-- Extracted data follows --

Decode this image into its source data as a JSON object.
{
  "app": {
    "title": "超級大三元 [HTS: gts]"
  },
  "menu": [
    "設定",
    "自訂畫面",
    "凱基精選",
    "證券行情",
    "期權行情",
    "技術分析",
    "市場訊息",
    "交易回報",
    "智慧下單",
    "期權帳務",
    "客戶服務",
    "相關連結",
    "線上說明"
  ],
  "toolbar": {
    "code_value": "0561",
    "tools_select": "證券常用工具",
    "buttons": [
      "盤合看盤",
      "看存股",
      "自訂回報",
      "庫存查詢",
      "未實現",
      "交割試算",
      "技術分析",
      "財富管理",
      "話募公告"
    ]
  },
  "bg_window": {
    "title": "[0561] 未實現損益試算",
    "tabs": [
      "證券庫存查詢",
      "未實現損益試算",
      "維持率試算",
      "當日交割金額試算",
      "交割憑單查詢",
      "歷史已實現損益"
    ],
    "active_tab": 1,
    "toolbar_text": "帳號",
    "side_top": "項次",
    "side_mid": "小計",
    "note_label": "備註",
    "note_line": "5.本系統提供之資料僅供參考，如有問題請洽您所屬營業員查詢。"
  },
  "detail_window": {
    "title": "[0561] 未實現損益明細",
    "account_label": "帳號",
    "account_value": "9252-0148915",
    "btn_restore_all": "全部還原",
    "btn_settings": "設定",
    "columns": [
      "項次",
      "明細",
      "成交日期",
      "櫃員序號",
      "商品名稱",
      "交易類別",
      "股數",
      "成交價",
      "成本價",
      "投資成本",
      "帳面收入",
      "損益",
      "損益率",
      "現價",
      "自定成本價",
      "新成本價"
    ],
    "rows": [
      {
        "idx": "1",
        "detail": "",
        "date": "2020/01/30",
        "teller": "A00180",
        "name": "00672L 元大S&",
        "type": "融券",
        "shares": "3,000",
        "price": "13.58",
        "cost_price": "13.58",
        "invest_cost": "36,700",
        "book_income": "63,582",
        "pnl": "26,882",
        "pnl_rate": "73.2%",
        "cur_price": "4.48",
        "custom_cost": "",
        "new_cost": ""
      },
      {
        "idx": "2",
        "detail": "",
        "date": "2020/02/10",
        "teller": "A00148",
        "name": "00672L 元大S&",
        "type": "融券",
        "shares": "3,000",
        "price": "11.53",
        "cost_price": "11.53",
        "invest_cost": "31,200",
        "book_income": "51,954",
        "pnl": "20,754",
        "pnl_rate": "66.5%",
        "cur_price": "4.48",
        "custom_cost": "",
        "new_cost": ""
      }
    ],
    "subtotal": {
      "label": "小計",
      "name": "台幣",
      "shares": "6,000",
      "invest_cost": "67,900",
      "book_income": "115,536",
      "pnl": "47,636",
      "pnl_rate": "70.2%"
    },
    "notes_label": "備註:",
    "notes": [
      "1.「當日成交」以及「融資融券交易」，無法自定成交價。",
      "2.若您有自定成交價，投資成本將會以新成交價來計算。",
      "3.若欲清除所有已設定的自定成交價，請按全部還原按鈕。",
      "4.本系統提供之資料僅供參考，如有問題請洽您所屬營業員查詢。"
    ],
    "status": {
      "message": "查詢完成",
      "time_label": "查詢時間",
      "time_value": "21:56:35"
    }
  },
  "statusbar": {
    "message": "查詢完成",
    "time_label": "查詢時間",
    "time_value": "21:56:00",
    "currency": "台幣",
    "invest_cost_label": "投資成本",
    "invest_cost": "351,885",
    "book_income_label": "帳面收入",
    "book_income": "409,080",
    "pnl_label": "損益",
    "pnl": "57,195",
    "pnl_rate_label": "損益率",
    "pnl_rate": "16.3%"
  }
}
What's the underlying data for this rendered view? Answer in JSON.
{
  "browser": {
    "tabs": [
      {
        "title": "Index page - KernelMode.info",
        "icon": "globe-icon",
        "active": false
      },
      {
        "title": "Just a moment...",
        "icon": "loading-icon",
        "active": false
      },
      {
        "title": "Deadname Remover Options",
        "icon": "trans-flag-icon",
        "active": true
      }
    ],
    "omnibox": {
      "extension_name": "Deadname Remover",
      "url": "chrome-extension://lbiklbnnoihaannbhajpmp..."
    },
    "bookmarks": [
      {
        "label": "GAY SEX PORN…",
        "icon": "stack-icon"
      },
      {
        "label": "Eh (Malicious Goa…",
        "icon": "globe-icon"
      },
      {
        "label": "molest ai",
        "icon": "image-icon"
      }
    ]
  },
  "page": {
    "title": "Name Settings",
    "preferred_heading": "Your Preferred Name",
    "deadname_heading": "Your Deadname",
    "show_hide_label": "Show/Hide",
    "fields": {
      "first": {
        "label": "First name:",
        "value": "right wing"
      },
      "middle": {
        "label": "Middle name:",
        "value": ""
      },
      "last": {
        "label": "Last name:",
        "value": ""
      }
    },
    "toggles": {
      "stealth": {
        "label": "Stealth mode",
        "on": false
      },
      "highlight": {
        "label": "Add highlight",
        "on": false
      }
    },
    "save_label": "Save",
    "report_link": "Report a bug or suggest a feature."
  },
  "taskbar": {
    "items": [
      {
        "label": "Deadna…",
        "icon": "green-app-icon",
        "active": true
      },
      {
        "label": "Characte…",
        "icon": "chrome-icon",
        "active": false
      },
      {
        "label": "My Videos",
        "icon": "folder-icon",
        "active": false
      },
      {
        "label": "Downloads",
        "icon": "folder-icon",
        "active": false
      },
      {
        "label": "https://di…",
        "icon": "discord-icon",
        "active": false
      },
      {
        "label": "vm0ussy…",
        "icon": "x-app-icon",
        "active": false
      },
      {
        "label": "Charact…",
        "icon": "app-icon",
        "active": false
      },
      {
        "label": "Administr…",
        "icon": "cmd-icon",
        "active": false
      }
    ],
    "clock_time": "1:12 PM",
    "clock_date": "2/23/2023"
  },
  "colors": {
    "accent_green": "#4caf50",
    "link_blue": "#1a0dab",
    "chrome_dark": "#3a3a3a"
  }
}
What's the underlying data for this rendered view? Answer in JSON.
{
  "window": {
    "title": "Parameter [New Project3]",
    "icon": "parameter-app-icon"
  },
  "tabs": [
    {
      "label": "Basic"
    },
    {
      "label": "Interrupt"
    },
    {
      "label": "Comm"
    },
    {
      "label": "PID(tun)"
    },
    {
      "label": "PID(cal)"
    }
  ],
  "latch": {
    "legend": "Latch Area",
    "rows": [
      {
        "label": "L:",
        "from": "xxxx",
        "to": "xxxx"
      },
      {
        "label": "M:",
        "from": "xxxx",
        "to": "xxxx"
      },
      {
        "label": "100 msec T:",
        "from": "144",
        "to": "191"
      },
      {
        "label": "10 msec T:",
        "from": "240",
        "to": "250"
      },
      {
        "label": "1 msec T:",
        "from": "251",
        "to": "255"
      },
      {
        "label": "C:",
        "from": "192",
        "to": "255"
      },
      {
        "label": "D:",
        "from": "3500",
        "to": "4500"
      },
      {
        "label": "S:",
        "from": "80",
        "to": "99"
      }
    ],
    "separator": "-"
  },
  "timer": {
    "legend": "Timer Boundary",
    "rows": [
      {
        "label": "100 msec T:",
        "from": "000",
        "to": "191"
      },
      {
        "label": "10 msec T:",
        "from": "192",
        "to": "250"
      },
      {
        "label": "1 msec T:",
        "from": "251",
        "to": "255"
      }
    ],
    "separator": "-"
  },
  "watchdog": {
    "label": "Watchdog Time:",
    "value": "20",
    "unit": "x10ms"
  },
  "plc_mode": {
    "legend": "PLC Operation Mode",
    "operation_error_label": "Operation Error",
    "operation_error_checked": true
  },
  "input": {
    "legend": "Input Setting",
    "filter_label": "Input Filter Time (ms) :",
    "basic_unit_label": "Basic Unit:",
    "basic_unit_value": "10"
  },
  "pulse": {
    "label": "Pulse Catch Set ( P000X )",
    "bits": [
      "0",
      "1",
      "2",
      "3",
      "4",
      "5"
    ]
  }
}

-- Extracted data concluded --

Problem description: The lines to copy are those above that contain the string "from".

Reply:
        "from": "xxxx",
        "from": "xxxx",
        "from": "144",
        "from": "240",
        "from": "251",
        "from": "192",
        "from": "3500",
        "from": "80",
        "from": "000",
        "from": "192",
        "from": "251",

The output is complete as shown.